Iraq's army and its allies are now battling their way through rural areas toward the larger prize of retaking Mosul. Helicopters buzz back and forth from the frontlines. Every breath is bitter with smoke from oil wells set alight by ISIS.

Make no mistake. Gloria Steinem, noted feminist and author, does not see that a woman elected to the White House automatically means a win for feminists or women.

"This is not all about biology, and I think we have to be careful to always say that, because if Sarah Palin were the president it wouldn't signify change," she tells NPR's Steve Inskeep. "If President Obama did not represent the majority views of Americans and of African-Americans, he would not represent change as he does. So it isn't about simple biology. It's about what we represent."

When Rosley Espinoza's daughter was very young, in preschool, she started acting differently. She seemed distracted and would get in trouble at school.

"Lack of interest, teachers' notes coming home with behavior notes," Espinoza says, speaking in Spanish.

She says she asked school officials to evaluate her daughter, Citlali, for special education, but they didn't.

It's the land of pop-up protests.

Using hashtags and spur-of-the-moment public demonstrations, Zimbabweans are demanding reforms — and the departure of 92-year-old president Robert Mugabe, who has led the country since its independence from Britain in 1980.

If there's one rule that most parents cling to in the confusing, fast-changing world of kids and media, it's this one: No screens before age 2.

As of today, that rule is out the window.

Whether your kid is 3 and obsessed with Daniel Tiger videos or 15 and spending half her conscious hours on Snapchat, you are probably somewhat conflicted about how to think about their media habits.

How much time?
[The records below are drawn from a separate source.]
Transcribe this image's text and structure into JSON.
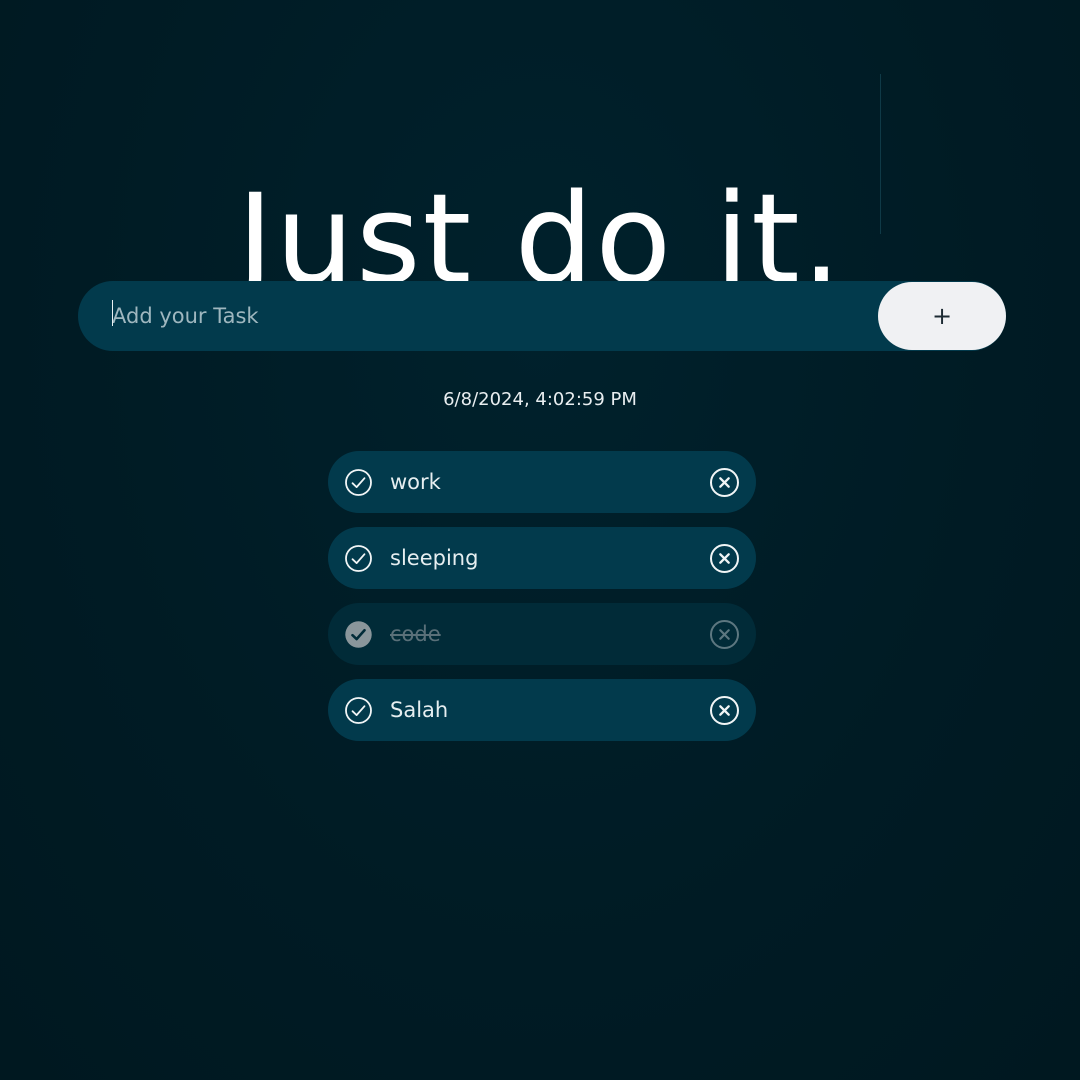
{
  "header": {
    "title": "Just do it."
  },
  "task_form": {
    "placeholder": "Add your Task",
    "value": "",
    "add_label": "+"
  },
  "timestamp": "6/8/2024, 4:02:59 PM",
  "tasks": [
    {
      "label": "work",
      "done": false,
      "check_icon": "circle-check-icon",
      "delete_icon": "circle-x-icon"
    },
    {
      "label": "sleeping",
      "done": false,
      "check_icon": "circle-check-icon",
      "delete_icon": "circle-x-icon"
    },
    {
      "label": "code",
      "done": true,
      "check_icon": "filled-circle-check-icon",
      "delete_icon": "circle-x-icon"
    },
    {
      "label": "Salah",
      "done": false,
      "check_icon": "circle-check-icon",
      "delete_icon": "circle-x-icon"
    }
  ],
  "colors": {
    "background": "#001b24",
    "panel": "#023a4c",
    "panel_done": "#012b38",
    "button": "#f0f1f3",
    "text": "#e6eef0",
    "muted_text": "#5a7079"
  }
}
What kind of media? What should our family's rules be?

It's easy to believe in a definitive American immigration story. So much of this country's mythos is built on that idea. ("Give me your tired, your poor, your huddled masses yearning to breathe free ...") It foretells a fairy tale ending where parents have worked hard, sacrificed much, and settled their children into the new country. The family has assimilated, and the life that came before is a distant memory.

But it's more complicated than that. The telling of immigration stories exposes a rich array of experiences: loss, longing, duality, triumph and contradiction.

Beneath Gothic arches and metal walkways, a place of torment has been reclaimed as a place of creative ferment. In 1895, celebrated writer Oscar Wilde — author of The Importance of Being Earnest and The Picture of Dorian Gray -- was convicted of homosexual activity and sentenced to two years in the infamous Reading Gaol.

Russia and Syria have temporarily halted airstrikes on the beleaguered eastern part of Aleppo, the part of the city controlled by the rebels. Instead, Aleppo has been showered with leaflets that urge rebel fighters and civilians to flee.

Russia's Defense Minister Sergei Shoigu said Thursday his country's air force was extending for another day a "humanitarian pause" so civilians in need of medical care can get out of the city.

"We are appealing [to] countries that have influence on armed groups in eastern Aleppo to convince them to stop fighting and leave," Shoigu said.